The first piglets of 2012 have arrived.  Scar had a litter last Saturday in the wee hours (she is now two for three in delivering during a power outage), such that I found her Saturday morning with eight new little ones.  Seven of them made it through the first three days of their lives.  The First Three Days are viewed, by us, as a sort of gray area where they aren't really piglets yet, merely almost-alive potentialities.  For the first three days or so, piglets can't produce their own body heat, nor do they possess much in the way of rational thought, and it is not uncommon for them to wander into cold corners and curl up for a nap, and either fade back into non-piglets or get snatched up by a watchful farmer to be brought indoors for a couple hours of warming up on the hearth.  Likewise, their need for warmth can lead them to burrow too deep into hay or under the sow, who, upon slightly readjusting her significant heft, swiftly snuffs out the life-to-be.  They know only "warm sleeping" and "nursing" and they haven't much in their tool kit to assure those things save a watchful sow and a watchful farmer willing to lend a hand when she can.  Mostly, though, you have to trust the mother, and for a 500-pound animal dealing with minute three pound sacks of skin and bone, she usually does exceptionally well.

Piglets in the creep.
For the first few days, we help out by training the piglets to use the creep for all their warm napping purposes, by getting into the farrowing stall and tossing them under the heat lamp in the barred-off corner every time we walk past and they are not nursing.  Most of them get the picture within the first couple days, resulting in happy, warm piglet piles in a corner where the sow cannot smoosh them.  Often the mama pig lays with her nose a bit into the creep, the better to smell her little ones.  The smartest moms will lay with their belly parallel to the creep wall, so the piglets can venture out for short trips to feed and then retreat back into the warmth.  It's a system that's been working well for us so far.

Sometimes, though, the little things make a big difference.  Spot was in a farrowing stall that had an uneven floor, and she unfortunately got into the habit of wedging her large frame in a narrow valley next to the wall.  Her piglets arrived on Tuesday night, eleven of them, and a combination of her wedging and teetering on a high point resulted in three potentialities swiftly losing their foothold on life (I was away for about an hour with a cold one.  Leaving ten healthy potentials and coming back to seven makes for a rough night).  As soon as we realized the topography was the problem, we threw down nearly half a round bale's worth of hay to smooth things out and stayed up until 3:00 am until we saw that she'd settled down and picked a safer place to sleep.

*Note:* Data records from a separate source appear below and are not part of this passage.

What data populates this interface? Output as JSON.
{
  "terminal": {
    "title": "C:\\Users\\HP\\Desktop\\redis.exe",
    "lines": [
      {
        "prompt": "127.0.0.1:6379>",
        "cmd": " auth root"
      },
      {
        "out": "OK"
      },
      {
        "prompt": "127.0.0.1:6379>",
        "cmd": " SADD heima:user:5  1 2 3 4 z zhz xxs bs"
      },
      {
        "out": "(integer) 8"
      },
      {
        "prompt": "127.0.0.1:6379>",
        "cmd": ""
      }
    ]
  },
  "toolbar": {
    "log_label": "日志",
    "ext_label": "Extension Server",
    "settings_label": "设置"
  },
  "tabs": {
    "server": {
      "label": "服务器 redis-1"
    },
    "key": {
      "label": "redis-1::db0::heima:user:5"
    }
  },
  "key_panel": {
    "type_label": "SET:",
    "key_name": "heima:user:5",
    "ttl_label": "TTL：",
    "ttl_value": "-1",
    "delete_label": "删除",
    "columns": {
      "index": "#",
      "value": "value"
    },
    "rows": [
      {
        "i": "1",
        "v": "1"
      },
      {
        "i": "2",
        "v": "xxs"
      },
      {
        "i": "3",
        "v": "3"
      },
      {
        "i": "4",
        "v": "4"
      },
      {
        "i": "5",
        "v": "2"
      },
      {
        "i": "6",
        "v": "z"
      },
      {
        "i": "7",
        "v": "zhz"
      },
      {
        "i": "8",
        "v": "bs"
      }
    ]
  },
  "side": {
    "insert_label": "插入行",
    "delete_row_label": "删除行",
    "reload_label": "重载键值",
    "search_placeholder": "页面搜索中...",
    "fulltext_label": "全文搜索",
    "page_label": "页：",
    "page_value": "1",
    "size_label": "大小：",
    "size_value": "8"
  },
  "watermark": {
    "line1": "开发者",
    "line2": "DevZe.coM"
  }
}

She lost another one on the second night; it disappeared, we assume, into the hay somewhere (disappeared piglets happen sometimes, which is not pleasing at all, but is just part of the deep bedding way, I suppose).  Another one slipped away on the hearth just now, the same cold piglet from the first night, who never, it seems, figured it out.  Sometimes an almost-piglet or two from a litter is not all there in the head; these are the ones that most often end up crushed, or huddled in a corner.  We don't get that down about those losses; especially with an animal that has such high litter numbers, some of them just aren't made to cut it.

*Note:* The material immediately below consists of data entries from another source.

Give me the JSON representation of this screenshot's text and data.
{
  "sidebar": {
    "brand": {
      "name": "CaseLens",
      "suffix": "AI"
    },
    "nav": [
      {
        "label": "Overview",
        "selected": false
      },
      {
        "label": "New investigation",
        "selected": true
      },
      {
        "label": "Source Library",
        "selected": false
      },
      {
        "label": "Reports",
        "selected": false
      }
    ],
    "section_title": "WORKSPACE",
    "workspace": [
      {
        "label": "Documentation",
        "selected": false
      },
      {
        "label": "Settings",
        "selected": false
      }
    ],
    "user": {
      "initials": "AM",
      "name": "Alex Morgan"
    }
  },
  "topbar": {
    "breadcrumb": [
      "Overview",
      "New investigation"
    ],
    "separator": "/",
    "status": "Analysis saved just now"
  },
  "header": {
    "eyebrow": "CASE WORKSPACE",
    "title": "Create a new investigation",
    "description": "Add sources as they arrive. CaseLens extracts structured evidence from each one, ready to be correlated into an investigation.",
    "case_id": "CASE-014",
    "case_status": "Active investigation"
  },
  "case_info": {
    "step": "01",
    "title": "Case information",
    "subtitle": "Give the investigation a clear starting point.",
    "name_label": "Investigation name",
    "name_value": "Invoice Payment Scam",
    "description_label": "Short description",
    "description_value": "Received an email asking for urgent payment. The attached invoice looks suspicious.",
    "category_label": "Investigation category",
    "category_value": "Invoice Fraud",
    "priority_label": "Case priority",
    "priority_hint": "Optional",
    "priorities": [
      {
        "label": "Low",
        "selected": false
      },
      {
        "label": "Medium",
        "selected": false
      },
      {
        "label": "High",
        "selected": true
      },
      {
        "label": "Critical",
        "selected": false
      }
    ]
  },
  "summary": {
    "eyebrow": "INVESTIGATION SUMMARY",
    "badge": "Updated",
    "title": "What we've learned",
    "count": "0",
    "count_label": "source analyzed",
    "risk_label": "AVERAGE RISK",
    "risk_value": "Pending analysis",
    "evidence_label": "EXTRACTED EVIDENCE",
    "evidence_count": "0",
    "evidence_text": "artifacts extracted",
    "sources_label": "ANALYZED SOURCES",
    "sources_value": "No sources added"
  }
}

Eleven to six is the worst piglet outcome we've had yet by far, but oddly enough it is about normal, or better, than lots of folks who are raising pigs the way we are.  A local farmer went from fifteen piglets in two litters to three piglets from both litters combined.  Another local farm is pleased when they get four or five survivors from a litter.  Given that this batch was mostly infrastructure/farmer error, I still feel strongly that our way is better for moms, piglets, and herd than farrowing crates.

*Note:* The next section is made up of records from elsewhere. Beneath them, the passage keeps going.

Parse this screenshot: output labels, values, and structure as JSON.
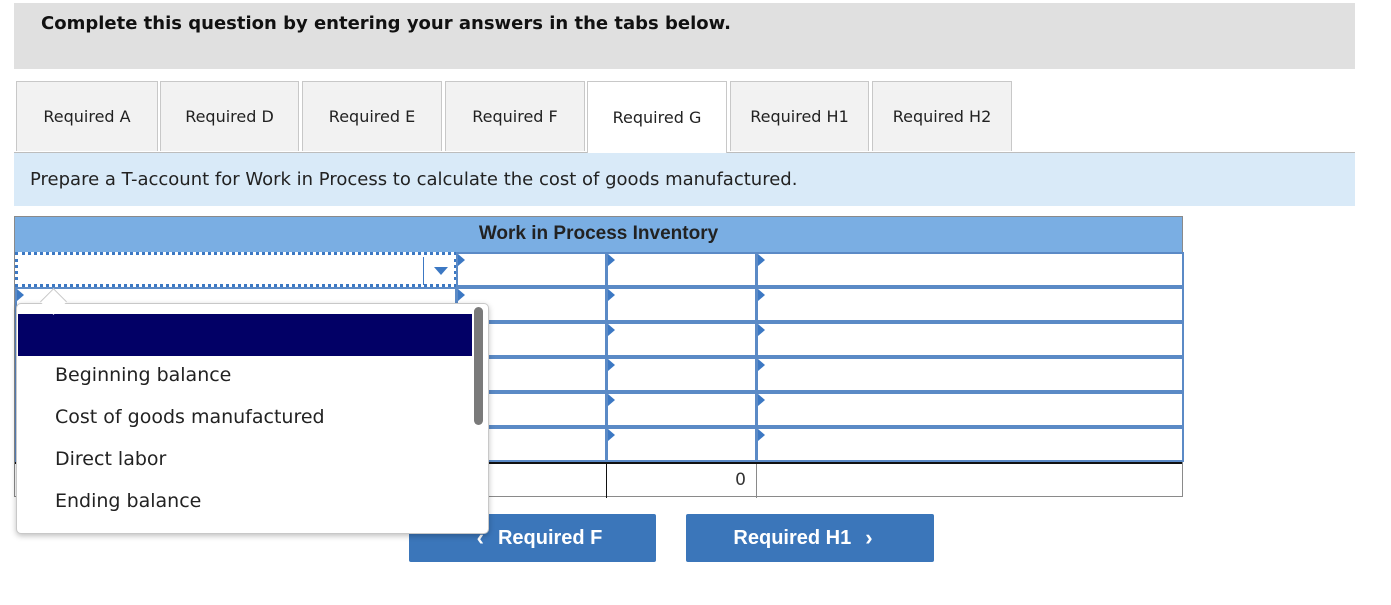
{
  "instruction": "Complete this question by entering your answers in the tabs below.",
  "tabs": [
    {
      "label": "Required A",
      "active": false
    },
    {
      "label": "Required D",
      "active": false
    },
    {
      "label": "Required E",
      "active": false
    },
    {
      "label": "Required F",
      "active": false
    },
    {
      "label": "Required G",
      "active": true
    },
    {
      "label": "Required H1",
      "active": false
    },
    {
      "label": "Required H2",
      "active": false
    }
  ],
  "prompt": "Prepare a T-account for Work in Process to calculate the cost of goods manufactured.",
  "taccount": {
    "title": "Work in Process Inventory",
    "rows": [
      {
        "label": "",
        "debit": "",
        "credit": "",
        "right_label": ""
      },
      {
        "label": "",
        "debit": "",
        "credit": "",
        "right_label": ""
      },
      {
        "label": "",
        "debit": "",
        "credit": "",
        "right_label": ""
      },
      {
        "label": "",
        "debit": "",
        "credit": "",
        "right_label": ""
      },
      {
        "label": "",
        "debit": "",
        "credit": "",
        "right_label": ""
      },
      {
        "label": "",
        "debit": "",
        "credit": "",
        "right_label": ""
      }
    ],
    "total_credit": "0"
  },
  "dropdown": {
    "highlighted": "",
    "options": [
      "Beginning balance",
      "Cost of goods manufactured",
      "Direct labor",
      "Ending balance"
    ]
  },
  "nav": {
    "prev_label": "Required F",
    "prev_icon": "‹",
    "next_label": "Required H1",
    "next_icon": "›"
  }
}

We have two gilts (lady pigs who have never had piglets) who were bred at the same time as Spot and Scar, but are a month or so behind in gestation.  It will be interesting to experience births with new mothers again, but we are very excited to see what come of them.

Despite the poor showing by winter this year, everyone is ready for some time in the sun.